REQUIREMENT: Filter out every line below that lacks "Audio", and copy the rest.

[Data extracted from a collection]
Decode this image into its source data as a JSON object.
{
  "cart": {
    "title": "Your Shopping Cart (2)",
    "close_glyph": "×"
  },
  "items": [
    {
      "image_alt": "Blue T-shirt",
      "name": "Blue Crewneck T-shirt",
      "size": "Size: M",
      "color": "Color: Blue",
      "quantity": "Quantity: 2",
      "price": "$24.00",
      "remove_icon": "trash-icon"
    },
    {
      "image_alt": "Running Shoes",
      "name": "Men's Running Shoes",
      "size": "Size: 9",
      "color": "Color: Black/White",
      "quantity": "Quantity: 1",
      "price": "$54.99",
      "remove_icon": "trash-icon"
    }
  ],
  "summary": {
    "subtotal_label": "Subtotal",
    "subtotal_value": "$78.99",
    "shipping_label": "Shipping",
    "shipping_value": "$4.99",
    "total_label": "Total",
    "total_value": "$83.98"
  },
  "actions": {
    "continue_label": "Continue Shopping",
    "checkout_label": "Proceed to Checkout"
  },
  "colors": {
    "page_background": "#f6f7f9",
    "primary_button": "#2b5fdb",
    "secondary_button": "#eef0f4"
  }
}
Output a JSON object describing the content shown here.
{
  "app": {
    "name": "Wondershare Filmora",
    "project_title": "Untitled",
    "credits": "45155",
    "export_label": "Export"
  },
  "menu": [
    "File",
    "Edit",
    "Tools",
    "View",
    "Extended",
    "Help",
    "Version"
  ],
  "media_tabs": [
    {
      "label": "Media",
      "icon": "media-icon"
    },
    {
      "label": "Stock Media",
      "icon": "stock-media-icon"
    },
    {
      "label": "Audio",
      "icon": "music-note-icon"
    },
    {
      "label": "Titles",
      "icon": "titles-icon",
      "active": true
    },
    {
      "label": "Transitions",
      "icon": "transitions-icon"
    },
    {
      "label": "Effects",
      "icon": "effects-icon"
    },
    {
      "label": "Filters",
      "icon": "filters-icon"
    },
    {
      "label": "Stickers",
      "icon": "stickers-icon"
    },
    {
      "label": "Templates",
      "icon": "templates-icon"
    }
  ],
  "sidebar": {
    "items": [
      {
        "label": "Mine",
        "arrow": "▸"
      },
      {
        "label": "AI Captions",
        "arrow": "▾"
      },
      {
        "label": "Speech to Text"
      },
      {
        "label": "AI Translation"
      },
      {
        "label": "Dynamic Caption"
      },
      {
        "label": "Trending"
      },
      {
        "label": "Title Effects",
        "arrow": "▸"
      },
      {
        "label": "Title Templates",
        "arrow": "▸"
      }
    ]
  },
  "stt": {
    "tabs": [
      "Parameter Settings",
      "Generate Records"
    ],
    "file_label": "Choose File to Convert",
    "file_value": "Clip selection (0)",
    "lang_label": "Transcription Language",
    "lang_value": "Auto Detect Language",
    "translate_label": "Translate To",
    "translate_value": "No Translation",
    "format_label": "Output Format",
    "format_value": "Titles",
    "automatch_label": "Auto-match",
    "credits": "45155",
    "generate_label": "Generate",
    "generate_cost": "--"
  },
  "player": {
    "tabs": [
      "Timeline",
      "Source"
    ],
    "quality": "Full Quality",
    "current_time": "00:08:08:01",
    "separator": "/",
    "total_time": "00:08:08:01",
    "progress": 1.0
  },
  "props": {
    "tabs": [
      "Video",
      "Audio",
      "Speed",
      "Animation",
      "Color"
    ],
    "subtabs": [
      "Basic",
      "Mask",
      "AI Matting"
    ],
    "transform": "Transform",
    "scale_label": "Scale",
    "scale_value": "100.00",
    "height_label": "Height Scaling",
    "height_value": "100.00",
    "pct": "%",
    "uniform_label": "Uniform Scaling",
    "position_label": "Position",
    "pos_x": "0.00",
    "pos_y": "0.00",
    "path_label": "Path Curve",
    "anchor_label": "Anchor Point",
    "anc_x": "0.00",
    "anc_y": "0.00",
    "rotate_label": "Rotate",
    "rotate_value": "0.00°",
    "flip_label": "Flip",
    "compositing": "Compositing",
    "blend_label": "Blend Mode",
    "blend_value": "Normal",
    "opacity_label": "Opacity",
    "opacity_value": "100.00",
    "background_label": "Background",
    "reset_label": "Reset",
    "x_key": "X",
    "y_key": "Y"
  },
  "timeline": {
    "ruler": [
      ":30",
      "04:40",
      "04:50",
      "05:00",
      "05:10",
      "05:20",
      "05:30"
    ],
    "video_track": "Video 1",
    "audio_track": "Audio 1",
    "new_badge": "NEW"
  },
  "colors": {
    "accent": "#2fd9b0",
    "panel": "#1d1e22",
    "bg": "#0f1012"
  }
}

EXPECTED OUTPUT:
      "label": "Audio",
      "Audio",
    "audio_track": "Audio 1",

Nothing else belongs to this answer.